How it works
The following architectural diagram illustrates how Cyral accomplishes this.
At the center is the Cyral sidecar, a transparent and stateless interception mechanism, that brokers all connection requests to your databases. It does this by integrating with identity and MFA providers such as Auth0, Okta, Active Directory, Duo Security, etc. for authenticating your users and determining their group memberships in the organization.
Upon successful authentication, the sidecar checks on-call schedules of the users in your incident response service, such as PagerDuty, VictorOps, and OpsGenie.
If the user is determined to be on-call at the time, they’re allowed to connect through to the database, otherwise their access is denied. In either case, an audit trail for the connection request is generated and sent to your SIEM such as ELK, Datadog, Sumo Logic, and Splunk. Further, when access is granted, a complete session recording of the user’s activity is also generated and sent to the SIEM for audit and compliance purposes.
Cyral also supports authorization rules in the form of policies that allows administrators to set constraints on what their team members can or cannot do once they’re logged into the database. Can an SRE drop a table or add a new database user? Can someone run a full table scan on the customer data? You can configure all this and more using easy to use security policies, a number of which are readily available out of the box.
Next, we’ll explore a few policies that are relevant to the on-call incident response use case.
Out-of-the box policies for on-call access management
Enable on-call access management
Let’s start with a simple out-of-box policy to enable on-call access management for a couple of repositories secured by Cyral. This policy is autogenerated and kept up-to-date as new repositories are added. The policy requires that members of the SRE group (as determined by group membership in the identity provider) be on-call in order to gain access to the patient-data-prod and insurance-claims repositories.
Given this policy, the following screenshot shows what happens if Frank Hardy, an SRE, attempts to log into the patient-data-prod database at a time when PagerDuty shows he has no scheduled on-call shifts. His connection request gets denied with the following message:
Access to repo ‘patient-data-prod’ is denied because user ‘email@example.com’ is not on call in PagerDuty at this time.
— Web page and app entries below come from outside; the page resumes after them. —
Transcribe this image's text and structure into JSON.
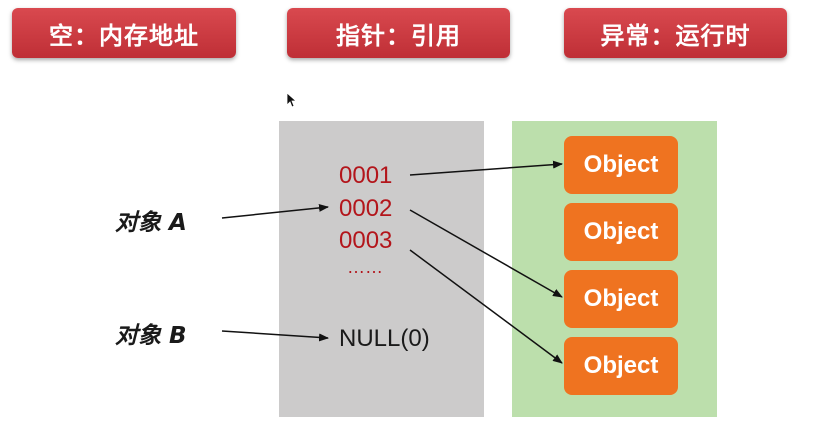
{
  "banners": [
    "空：内存地址",
    "指针：引用",
    "异常：运行时"
  ],
  "memory": {
    "addresses": [
      "0001",
      "0002",
      "0003",
      "……"
    ],
    "null_value": "NULL(0)"
  },
  "labels": {
    "object_a": "对象 A",
    "object_b": "对象 B"
  },
  "heap": {
    "objects": [
      "Object",
      "Object",
      "Object",
      "Object"
    ]
  },
  "colors": {
    "banner": "#c8383e",
    "memory_bg": "#cccbcb",
    "heap_bg": "#bcdfac",
    "address_text": "#b3151b",
    "object_box": "#ef7320"
  }
}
However, Frank is allowed to log in successfully when PagerDuty shows he is actually on-call.
Turn on MFA for repositories protected by on-call access
This policy shows how on-call access to patient-data-prod and insurance-claims repositories can be configured to require multi-factor authentication (MFA) upon a successful identity provider authentication. Cyral integrates with services such as Duo Security to provide this functionality. Additionally, this policy also requires that the clients being used to access the databases use TLS for security.
Limit privileged commands while connected to the database
The last policy example shows how an administrator can specify limits around which commands one can run while connected to the database. In the screenshot below, an SRE may not run the following:
- A “drop table” command
- A “create user” command
- A command that will result in a full table scan (such as SQL statements without a WHERE clause, or a LIMIT clause)
- A command that will result in a cross join (also known as FULL JOINs or cross products)
With this new approach to on-call access management, companies can now allow engineers to reduce MTTR while providing cloud infrastructure teams a simplified way to unblock investigations while limiting direct production data access. At the same time, there’s now a strong audit trail to understand what was done when and by whom.
Interested in trying it for your organization? Sign up for our Free Trial!
Learn more about our On-Call Access Management with PagerDuty Free Trial.
The trial allows you to locally spin up our stateless interception service (sidecar) to broker requests for PagerDuty on-call engineers to gain access to production databases, and federate authentication with Okta.